His show is similarly in homage to a holiday favorite, and is dubbed “It WAS a Wonderful Life.”
The one-hour-plus presentation is less revue and more monologue cycle. It is built on the premise that the long-term residents of the famous Buffalo cemetery have come to share their holiday memories.
What sounds like a morose, potentially morbid display of friendly ghosts and black-and-white nostalgia, is actually a delightfully salient little piece.
His cast of 10, including himself as John Lay Jr., the first person buried there, in 1850, is well tuned to the objectives in this production. It is a show about the past, but given the legacies involved, it’s as relevant to us today as it was to them then.
Leann Trautman is delightful as Martha Williams, a founder of Children’s Hospital of Buffalo. She speaks of the first site for the hospital, near the current (and soon to be vacated) Bryant Street location. Christopher Standart is Robert B. Adam, a founder of the Adam, Meldrum & Anderson (AM&A’s) department store, now in various stages of residential and commercial remodeling.
Mary Ryan’s exquisite turn as Dorothy Goetz Berlin, the first wife of composer Irving Berlin, is exceptionally in its place. Ryan’s brief appearance is a joy.
Gerry Maher turns on his charm as Dr. Frederick A. Cook, the lovably questionable local man who claimed to have discovered the North Pole. His comedic relief is joined by Timothy Finnegan’s Al Boasberg, a Jewish comedian who wrote for Jack Benny and George Burns, among others. Their teasing volleys add lightness to what could have been a weird wake.
The show works precisely because of measured moments like this.

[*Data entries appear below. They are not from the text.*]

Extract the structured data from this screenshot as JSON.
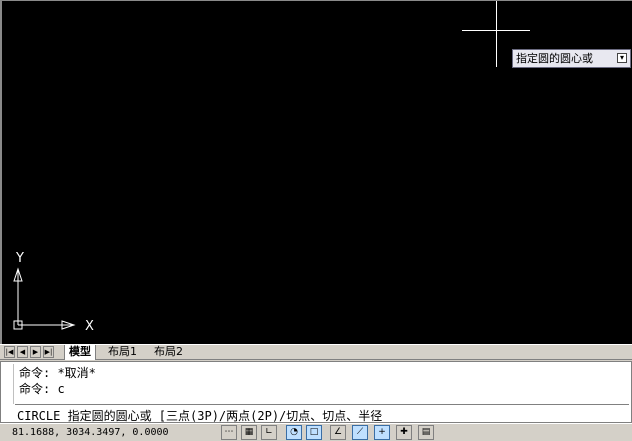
{
  "tooltip": {
    "text": "指定圆的圆心或",
    "icon": "dropdown-icon"
  },
  "ucs": {
    "y_label": "Y",
    "x_label": "X"
  },
  "tabs": [
    {
      "label": "模型",
      "active": true
    },
    {
      "label": "布局1",
      "active": false
    },
    {
      "label": "布局2",
      "active": false
    }
  ],
  "command": {
    "history": [
      "命令: *取消*",
      "命令: c"
    ],
    "current": "CIRCLE 指定圆的圆心或 [三点(3P)/两点(2P)/切点、切点、半径"
  },
  "status": {
    "coordinates": "81.1688,    3034.3497, 0.0000"
  }
}
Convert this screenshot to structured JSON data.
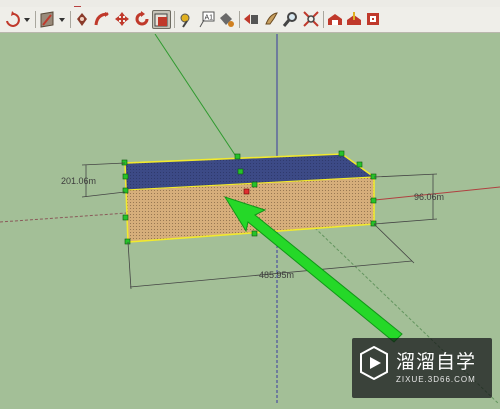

Demerly understands the underbelly of sentiment, which is actual warmth, rich musical harmony (aided by music director and pianist Michael Hake), and truthful, authentic grasps at what is both a delightful and mindful time of year.
Three and one half stars (Out of four)
What: “It WAS a Wonderful Life”
When: Through Jan. 5 (2 p.m. Wednesday and Thursday, 11 a.m. and 2 p.m. Friday through Sunday)
Where: Forest Lawn Cemetery Chapel, 1411 Delaware Ave.